Last week I spent two days in Oxford at the brilliant Women in the Humanities conference Women’s Suffrage and Beyond. Here are some reflections from the conference on the suffrage centenary and doing women’s history in 2018.
This year’s suffrage centenary – marking 100 years since some women gained the UK parliamentary vote – has seen huge public interest in the history of the fight for the franchise. Exhibitions, art, music and theatre performances across the country have told stories of the suffrage campaign. The suffragist leader Millicent Garrett Fawcett became the first woman to have a statue in Parliament Square. Elsewhere, suffragettes Alice Hawkins and Emily Wilding Davison were given statues of their own, and later this year a statue of Emmeline Pankhurst will be unveiled in Manchester, her home city.
For suffrage historians, it’s been a bumper year for conferences. There have been loads of opportunities to share research on all aspects of women’s politics in the period. More importantly, the centenary has renewed our conviction that the work we do as historians should have an impact outside of academia.

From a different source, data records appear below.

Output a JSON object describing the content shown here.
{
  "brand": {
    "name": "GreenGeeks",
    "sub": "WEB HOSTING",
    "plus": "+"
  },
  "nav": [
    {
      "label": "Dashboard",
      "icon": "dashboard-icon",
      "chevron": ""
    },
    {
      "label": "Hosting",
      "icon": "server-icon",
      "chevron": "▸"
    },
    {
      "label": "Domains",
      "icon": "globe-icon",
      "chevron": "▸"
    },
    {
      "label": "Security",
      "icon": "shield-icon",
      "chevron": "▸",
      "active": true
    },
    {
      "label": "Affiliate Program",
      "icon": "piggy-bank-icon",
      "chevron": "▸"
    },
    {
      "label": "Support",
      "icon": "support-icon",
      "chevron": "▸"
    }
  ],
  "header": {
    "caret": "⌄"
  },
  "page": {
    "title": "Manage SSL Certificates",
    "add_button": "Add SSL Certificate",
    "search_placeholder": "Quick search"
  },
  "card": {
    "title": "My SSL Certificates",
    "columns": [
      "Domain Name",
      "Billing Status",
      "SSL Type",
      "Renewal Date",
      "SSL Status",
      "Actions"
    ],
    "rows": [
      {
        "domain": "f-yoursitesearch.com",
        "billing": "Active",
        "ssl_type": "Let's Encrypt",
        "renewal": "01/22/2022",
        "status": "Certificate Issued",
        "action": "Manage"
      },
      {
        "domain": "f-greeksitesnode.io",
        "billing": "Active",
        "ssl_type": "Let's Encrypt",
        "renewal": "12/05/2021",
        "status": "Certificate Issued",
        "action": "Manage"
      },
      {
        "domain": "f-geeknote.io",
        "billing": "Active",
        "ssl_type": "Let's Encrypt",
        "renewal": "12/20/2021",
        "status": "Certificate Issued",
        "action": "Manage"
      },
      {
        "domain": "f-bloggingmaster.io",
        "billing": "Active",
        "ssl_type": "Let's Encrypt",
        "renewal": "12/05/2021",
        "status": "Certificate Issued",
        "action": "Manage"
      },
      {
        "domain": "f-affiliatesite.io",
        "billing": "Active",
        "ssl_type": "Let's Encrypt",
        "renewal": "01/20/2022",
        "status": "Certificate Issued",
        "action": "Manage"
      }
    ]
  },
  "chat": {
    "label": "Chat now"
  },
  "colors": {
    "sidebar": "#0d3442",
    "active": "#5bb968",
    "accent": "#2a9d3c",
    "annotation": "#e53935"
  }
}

A key theme running through the conference was how the centenary has told a particular story about the suffrage campaign. The year’s celebrations have focused more on the feisty, militant suffragettes than their law-abiding suffragist sisters. 2018’s colours have been those of the militant Women’s Social and Political Union: green, white and purple – not the green, white and red of the constitutional suffragists. Often when I explain my PhD research to people outside of the discipline I find myself doing a similar thing. It’s easier to agree with their impression that, yes, I am researching ‘the suffragettes’, than explain the nuances of schoolgirl political socialisation.
But focusing on the Edwardian campaign risks erasing the decades of hard-fought suffrage campaigning that came earlier. As numerous papers highlighted, it’s not even as simple as the suffragettes versus suffragists. Organisational allegiance within the suffrage campaign was messy. Individuals could be members of a range of different groups, especially at a local level.
We kept coming back to this question: is it more important to have a compelling public narrative about the suffrage campaign that generates people’s interest and inspires them to present-day activism, or to insist on historical accuracy? Is it better to engage the public with a selective but powerful her-story, or point out the complexities and nuances in the suffrage campaign? These are questions that all public historians grapple with – and I don’t think there are easy answers.
The public narrative about suffrage becomes more problematic when we think about how it is gendered. Suffragettes used forms of militant political protest historically associated with men to subvert the gender order. But suffrage militancy wasn’t just about damaging property, public spectacle or even suffragette martyrdom. As Tania Shew pointed out in her paper, suffragettes could use marriage as a militant tactic, disrupting expected patterns of behaviour and calling for ‘birth strikes’. Of course, what it meant to be militant changed over time. In the 1860s, a woman speaking in public would have been seen in those terms.
By privileging one form of militancy – the violence of the Edwardian suffragettes – the public history of the suffrage campaign celebrates women’s activism in its most masculine form. It is this direct challenge to male power structures and expectations about how women should behave in public that has made the suffragettes such powerful figures in the public mind. However, it overlooks the richness and diversity of the history of women’s activism. Subverting the gender order could look very different to different people over time.
One of the things I like most about women’s history conferences is the connections they make with activism today. Women’s history has always had a strong connection with feminist activism; the sub-discipline developed in tandem with second-wave feminism. When you’re presenting a paper and hearing other people’s historical research alongside panels on current feminist campaigns and support groups, it’s impossible not to see the events of a hundred years ago, and our work as historians, with new significance.
With everything that’s going on in the news, now more than ever women’s historians need to be part of the public conversation and the ongoing fight for gender equality. 2018 marked a hundred years of partial suffrage – there’s another decade to go until the centenary of equal suffrage. The feeling at the conference, then, was that 2018 is just the start. Let’s use the next ten years to keep the public conversations about women’s history going – in all its complexity and diversity – and highlight how far we still have to go.